The one stretch mark I have from birth is exactly where Oli tended to push his head down slightly to the left of my lower belly and do a lot of stretching against my ribs. He didn’t like to be curled up at all and his stretches were a big part of his expression before birth. Oli’s birth position was great throughout pregnancy and labor was typical of a second birth: fast and at night as the midwives had cautioned me might happen, while the first child is still sleeping. Sofia had drawn many pictures of a baby in my tummy. Early on I had requested them all to be upside down babies, preferably with just a little face showing: after all, why take chances on another back labor? She used face paints and painted a picture of him on my 38 week belly, a smiling baby, looking ready to play.

The birth records say there was a four hour labor, but really there was only about an hour and a half where I was lost in the work of labor. As soon as everything was more or less set, I had stripped off my clothes, put my glasses on a shelf and let the labor really begin. Instead of trying to avoid the pain and intensity of the contractions of my lower body, I backed and lay myself into them, willing myself to open and accept it. Thus, I opened and was ready for transition fairly quickly, but without back labor, the sensations of uterine movement were more intense sensation rather than pain and I did get those little breathing spaces I had been looking for in my first labor. When it was time, I pushed Oli out while standing, knee deep in a hot tub, one leg slung up on the rim. Once out, I took him in my arms and sunk down into the hot water relieving the muscles in my legs. It was fast and fairly furious and the way that he was meant to be born. The image I had as he was born was a giraffe that births her young to the ground and gets him moving right away. It is Oli’s essence: a moving, strong creature ready to begin right away. The midwives said he was hearty enough at the first Apgar check that if there was an Apgar score above ten, they could have given him an eleven or twelve, he surely deserved it.
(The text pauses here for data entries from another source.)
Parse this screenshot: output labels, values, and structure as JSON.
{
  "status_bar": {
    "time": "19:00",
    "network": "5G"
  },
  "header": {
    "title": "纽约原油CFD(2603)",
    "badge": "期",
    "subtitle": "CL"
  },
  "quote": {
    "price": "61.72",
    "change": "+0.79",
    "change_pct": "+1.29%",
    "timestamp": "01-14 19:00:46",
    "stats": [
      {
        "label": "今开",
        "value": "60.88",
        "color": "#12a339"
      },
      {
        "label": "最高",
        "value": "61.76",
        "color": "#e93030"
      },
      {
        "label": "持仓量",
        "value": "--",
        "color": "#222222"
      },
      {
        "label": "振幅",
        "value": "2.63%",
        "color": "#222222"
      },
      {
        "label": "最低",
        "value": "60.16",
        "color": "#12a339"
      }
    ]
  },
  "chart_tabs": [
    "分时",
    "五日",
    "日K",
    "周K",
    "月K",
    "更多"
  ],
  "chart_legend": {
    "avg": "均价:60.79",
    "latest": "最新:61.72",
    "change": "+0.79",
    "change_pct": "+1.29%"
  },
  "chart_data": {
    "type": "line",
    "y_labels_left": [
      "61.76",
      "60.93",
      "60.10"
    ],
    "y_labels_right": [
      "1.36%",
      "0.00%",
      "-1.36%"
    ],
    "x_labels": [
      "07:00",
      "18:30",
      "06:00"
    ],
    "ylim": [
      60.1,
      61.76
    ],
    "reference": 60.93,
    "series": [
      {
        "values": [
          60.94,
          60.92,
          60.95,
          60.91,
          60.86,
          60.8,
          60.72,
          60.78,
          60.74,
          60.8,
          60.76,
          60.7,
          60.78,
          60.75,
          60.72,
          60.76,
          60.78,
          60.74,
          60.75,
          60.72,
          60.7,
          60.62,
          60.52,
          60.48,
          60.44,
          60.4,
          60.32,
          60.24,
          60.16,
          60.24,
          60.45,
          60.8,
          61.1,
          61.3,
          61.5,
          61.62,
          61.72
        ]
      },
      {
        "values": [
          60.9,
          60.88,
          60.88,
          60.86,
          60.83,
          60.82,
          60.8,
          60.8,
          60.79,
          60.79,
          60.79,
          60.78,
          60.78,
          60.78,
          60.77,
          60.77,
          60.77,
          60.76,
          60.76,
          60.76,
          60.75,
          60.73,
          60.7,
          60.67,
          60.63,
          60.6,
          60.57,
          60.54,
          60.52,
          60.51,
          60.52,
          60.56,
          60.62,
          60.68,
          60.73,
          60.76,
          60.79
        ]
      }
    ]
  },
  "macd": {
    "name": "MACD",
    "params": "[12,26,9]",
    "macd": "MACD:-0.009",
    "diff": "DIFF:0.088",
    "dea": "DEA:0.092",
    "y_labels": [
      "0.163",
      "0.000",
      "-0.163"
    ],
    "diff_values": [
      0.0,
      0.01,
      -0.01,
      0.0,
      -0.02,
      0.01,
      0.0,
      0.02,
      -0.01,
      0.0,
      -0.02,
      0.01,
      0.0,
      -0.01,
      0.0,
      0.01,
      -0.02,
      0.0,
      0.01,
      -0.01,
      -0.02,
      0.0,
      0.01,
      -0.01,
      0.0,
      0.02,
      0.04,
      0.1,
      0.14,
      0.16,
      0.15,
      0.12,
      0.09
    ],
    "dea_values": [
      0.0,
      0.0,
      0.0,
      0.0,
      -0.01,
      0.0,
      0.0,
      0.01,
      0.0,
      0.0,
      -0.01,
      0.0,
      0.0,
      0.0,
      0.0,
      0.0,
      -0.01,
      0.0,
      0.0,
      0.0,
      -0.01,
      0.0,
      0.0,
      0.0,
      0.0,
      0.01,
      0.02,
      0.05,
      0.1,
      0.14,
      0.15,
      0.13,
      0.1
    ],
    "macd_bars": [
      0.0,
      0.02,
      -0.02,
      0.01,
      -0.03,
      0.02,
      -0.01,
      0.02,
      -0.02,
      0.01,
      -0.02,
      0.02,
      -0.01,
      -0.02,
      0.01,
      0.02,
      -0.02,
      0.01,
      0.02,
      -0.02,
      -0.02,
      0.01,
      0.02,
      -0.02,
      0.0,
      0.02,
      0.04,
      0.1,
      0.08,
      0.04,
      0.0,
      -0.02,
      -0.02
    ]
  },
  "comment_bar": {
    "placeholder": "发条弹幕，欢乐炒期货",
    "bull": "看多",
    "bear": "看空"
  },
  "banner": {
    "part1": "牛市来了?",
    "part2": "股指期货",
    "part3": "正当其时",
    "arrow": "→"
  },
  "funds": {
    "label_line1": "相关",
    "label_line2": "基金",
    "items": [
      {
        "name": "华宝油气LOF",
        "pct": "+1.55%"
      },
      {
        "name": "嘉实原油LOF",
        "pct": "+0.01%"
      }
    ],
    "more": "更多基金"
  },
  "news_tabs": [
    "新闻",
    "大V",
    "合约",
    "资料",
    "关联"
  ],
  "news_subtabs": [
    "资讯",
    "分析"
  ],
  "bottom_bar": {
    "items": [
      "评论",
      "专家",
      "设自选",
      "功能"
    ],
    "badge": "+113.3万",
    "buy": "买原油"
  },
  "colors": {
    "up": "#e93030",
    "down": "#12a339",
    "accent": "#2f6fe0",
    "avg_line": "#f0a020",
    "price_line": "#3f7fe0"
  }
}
Oli’s birth position has also translated to a picture of who he is in the world. After birth, he really didn’t like being rolled up into a sling and did all the familiar pushes to get out of it that he had done inside me. His strong neck and head pushes in utero are a mirror of all the movements he makes today: he tends to be a headstrong personality, he pushes with his head when he’s upset and he has given me more bumped lips, noses and head bruises than I can count as he plays like a wild animal.

He is delightful in this physicality though it can be painful to play with him as he learns physical control and responsibility for his actions. That is the work set out for me: helping him harness his innate strength and physical determination for his greater good and to make the world a better place because he can help push and pull it together. I continue to accept him and his physicality easier when I reflect on that strong, rosy baby already wildly sucking at his first nursing, his fists trying to make it into his mouth as he worked to take in life as much as possible.

Labor with both my children was my first experience of their physical expressions and the first step of the parenting dance to which I am constantly learning the next steps, just so I can keep up. I continue to create a connection with who they are and how to parent them through my memory of their births.

Gillian Gillette is a writer and mother who lives in the Bay Area.